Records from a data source
# # #
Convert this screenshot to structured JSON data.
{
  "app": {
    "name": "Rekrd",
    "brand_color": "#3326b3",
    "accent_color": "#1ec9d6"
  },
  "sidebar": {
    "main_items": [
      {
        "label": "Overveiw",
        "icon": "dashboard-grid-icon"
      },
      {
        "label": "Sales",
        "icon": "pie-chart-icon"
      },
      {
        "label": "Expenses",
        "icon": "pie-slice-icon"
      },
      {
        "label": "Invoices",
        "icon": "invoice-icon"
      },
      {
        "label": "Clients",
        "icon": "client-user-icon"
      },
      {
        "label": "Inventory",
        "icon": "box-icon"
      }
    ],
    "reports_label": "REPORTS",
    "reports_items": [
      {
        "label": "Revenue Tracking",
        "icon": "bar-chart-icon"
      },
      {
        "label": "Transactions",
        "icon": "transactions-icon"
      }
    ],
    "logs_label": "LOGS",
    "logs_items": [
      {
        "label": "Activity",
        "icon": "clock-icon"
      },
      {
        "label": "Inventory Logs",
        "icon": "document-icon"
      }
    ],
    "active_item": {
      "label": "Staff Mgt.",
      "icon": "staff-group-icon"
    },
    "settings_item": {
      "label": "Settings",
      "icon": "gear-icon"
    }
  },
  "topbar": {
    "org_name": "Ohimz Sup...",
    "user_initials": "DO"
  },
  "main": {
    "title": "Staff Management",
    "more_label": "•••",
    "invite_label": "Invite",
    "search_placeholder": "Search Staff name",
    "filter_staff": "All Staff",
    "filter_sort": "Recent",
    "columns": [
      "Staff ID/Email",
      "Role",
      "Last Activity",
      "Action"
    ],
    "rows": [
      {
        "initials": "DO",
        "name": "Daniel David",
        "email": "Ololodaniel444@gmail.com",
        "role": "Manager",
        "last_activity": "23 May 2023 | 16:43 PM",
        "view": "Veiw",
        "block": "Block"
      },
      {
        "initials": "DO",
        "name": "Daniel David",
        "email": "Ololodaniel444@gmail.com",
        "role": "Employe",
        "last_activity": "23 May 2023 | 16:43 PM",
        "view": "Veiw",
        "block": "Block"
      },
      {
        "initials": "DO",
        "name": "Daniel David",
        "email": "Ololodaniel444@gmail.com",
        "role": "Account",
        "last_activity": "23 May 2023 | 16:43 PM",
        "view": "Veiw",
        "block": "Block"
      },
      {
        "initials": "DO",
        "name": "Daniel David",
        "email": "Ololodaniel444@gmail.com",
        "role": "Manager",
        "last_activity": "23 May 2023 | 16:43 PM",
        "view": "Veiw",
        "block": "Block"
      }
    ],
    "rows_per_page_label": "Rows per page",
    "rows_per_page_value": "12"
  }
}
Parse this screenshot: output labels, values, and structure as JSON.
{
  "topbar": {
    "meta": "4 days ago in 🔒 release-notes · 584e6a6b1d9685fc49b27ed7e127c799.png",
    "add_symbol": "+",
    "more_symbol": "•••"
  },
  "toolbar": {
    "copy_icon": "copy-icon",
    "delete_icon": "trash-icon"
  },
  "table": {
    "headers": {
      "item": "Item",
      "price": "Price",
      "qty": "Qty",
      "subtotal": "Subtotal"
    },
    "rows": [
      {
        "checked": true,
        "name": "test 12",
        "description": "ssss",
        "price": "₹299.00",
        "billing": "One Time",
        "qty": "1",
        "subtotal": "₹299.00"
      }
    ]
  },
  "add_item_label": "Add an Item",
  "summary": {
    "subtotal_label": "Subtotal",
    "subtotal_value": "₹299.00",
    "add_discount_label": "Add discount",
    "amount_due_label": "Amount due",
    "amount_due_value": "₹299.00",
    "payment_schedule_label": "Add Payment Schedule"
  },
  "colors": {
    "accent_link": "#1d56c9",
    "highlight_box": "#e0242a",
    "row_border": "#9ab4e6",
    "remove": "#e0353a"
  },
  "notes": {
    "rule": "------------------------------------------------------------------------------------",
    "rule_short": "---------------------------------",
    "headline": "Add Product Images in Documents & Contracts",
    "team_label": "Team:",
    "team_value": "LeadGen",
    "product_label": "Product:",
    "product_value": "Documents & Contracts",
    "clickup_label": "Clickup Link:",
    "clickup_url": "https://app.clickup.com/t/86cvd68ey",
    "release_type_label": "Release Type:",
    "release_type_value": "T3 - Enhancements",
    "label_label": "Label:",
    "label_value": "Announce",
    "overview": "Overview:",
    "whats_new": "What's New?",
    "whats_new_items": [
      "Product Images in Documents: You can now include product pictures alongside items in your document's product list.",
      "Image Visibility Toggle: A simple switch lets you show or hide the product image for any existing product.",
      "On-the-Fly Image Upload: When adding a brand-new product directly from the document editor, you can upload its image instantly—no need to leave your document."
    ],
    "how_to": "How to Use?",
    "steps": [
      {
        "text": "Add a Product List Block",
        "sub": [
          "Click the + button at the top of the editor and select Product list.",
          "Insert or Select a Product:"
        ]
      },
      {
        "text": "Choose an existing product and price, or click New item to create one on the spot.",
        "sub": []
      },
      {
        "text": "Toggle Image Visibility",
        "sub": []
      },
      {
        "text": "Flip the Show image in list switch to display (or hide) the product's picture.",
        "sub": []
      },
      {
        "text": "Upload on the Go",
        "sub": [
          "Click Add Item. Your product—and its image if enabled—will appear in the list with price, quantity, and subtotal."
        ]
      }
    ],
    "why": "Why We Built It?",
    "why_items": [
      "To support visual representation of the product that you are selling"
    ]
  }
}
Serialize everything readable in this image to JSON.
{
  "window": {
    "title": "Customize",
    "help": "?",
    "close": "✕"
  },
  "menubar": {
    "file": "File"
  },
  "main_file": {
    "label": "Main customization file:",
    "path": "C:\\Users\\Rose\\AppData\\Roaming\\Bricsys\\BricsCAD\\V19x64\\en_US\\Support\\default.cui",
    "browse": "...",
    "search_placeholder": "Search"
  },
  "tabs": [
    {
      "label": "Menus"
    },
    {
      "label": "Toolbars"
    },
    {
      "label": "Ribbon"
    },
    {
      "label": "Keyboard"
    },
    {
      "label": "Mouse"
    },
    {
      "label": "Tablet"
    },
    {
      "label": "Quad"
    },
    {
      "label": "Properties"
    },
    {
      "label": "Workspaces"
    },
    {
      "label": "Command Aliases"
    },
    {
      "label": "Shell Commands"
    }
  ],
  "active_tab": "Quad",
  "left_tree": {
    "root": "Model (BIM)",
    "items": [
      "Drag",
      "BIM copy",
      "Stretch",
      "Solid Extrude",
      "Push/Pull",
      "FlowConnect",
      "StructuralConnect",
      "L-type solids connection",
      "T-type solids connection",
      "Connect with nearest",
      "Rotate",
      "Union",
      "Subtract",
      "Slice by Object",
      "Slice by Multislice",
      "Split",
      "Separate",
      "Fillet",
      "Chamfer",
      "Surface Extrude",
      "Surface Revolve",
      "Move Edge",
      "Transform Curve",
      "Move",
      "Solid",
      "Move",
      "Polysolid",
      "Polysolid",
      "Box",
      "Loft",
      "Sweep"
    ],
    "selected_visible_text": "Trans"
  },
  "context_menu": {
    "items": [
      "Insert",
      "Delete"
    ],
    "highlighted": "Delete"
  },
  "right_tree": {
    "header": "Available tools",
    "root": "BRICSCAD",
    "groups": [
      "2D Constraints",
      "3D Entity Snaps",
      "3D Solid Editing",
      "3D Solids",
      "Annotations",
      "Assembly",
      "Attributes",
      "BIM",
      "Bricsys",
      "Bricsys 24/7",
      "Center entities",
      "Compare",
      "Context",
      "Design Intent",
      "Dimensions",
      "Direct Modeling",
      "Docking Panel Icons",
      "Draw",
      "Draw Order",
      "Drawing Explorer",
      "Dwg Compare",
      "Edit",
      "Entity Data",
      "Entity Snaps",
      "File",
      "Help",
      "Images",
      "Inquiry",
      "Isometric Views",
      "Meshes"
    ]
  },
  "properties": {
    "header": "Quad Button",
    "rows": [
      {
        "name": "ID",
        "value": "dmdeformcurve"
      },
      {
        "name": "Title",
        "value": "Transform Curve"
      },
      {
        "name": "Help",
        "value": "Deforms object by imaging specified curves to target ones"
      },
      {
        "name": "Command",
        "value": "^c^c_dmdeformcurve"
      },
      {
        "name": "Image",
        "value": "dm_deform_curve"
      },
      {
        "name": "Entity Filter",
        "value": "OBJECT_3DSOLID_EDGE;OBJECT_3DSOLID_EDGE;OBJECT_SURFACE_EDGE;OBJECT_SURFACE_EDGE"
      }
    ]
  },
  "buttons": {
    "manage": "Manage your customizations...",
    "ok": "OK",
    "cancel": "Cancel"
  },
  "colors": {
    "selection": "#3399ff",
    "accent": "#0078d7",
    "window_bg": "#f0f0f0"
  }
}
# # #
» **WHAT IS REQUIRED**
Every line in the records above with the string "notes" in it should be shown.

» **WORKED SOLUTION**
    "meta": "4 days ago in 🔒 release-notes · 584e6a6b1d9685fc49b27ed7e127c799.png",
  "notes": {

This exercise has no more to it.